|C R Huff|
I suggested that crankcase pressure forcing the oil back through the drain holes might be the case, a very long way back, either in this thread or another. However the concencus was that it wouldn't happen.
And if it was crankcase pressure, then given that I had more blowby before I first rebuilt my engines ( -- I had cracked rings and low compression, as a result of the compression being lost to the sump -- ), why didn't I have oil sucking when I had those cracked rings? I had it afterwards, with far better compression, with new pistons/rings fresh bores etc. This is what Tim is experiencing if you read the engine breather thread
I don't doubt that crankcase pressure might play a part, but all these engines have blowby, some far worse than others, and yet only SOME engines have oil sucking. There has to be a prime mover, yet to be identified, without which oil sucking doesn't occur. I don't believe that crankcase pressure is the prime mover.
|Does 'oil sucking' occur if the breather is not connected to a lower pressure output such as the filters/carb bodies? IE vent to atmosphere which would negate sucking.|
The rings usually snap when the pistons are removed, the rings passing over the wear ridge at the top snaps the rings and the 'stripper' thinks the rings were already broken, hence the low CR. Poor boring and/or honing or even poor or non glazebusting can cause excess oil burning and blow by.
The 1275 seems especially prone to the problem. Lozenging of the bores may play a part, do less folk with thick flange engines have the problem? Assuming the thick flange variant is more rigid (or not).
|Peter Burgess Tuning|
By definition oil "sucking" can't happen if there is no suction, or suction so low that it can't suck hard enough. The tiny amount of suck, such as there is, by connecting the breather pipe to the rear of the air filters, is insufficient to suck the oil up. And it isn't enough to create sufficient -ve pressure in the sump, to prevent the rear scroll from leaking.
Just leaving the timing cover breather pipe open to the air, doesn't cause the oil to flow out. It needs some suck to bring it up. What does come out of the open pipe is fumes, which make the engine bay stink, as you'd expect. And remember, oil sucking only happens at the point that the oil/engine are at just the right temp.
Both my Sptire engines are thick flange.
On my Midget, I had low compression on a couple of bores, so I suspected a blown hg. However as it didn't look as bad as I expected when I pulled the head, I also dropped the sump, and pulled the pistons on the low reading bores.
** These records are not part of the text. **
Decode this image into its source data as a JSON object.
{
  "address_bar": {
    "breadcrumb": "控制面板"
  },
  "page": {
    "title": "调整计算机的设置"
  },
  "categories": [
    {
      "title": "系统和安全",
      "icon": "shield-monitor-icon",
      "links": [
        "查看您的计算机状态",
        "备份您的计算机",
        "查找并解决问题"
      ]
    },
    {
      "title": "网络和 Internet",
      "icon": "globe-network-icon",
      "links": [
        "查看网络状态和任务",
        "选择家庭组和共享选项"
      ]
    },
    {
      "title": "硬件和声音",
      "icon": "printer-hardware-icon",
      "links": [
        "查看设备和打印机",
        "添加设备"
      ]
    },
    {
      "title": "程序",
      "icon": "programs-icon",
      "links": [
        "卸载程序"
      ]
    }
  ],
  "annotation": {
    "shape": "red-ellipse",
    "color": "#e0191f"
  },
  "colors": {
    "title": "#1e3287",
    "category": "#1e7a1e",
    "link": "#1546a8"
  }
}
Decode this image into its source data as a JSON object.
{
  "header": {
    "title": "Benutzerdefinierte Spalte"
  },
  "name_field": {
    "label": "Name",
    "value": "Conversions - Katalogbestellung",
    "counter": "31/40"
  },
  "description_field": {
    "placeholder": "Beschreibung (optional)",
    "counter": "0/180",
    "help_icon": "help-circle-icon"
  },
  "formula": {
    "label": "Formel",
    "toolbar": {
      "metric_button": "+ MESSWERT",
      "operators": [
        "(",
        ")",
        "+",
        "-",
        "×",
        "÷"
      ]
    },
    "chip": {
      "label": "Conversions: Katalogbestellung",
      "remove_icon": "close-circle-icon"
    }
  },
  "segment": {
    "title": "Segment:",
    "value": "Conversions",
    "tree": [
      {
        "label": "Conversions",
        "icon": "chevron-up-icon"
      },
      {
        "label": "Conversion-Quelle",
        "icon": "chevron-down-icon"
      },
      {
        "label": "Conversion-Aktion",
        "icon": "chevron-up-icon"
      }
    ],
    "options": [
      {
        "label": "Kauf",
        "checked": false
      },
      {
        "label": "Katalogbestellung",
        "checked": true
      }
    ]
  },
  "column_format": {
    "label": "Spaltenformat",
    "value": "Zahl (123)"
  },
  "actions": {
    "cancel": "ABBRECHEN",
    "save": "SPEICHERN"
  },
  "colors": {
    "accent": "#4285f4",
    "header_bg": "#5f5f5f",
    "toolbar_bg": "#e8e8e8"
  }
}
The pistons came out with the rings unbroken, and went back the same way. I've done this on a few engines. I don't believe I've ever cracked a ring either fitting or removing pistons. I'm careful not to. The ridge has to be pretty bad to stop the piston being pulled.
Not disputing blowby or glazing as a cause for oil consumption and smoky engine. But it is not the cause of oil sucking.
If excess oil can rise up the bores past the rings and into the combustion chamber, then so can can and do gasses blow down into the sump. My experience of these engines is that a smoker smokes hot or cold, and usually worse when hot. But the oil sucking STOPS, when the engine is hot. I'm as certain as I can be that blowby as a cuse to this, is a red herring.
This thread was discussed between 23/03/2014 and 30/03/2014
This thread is from the archive. The Live MG Midget and Sprite Technical BBS is active now.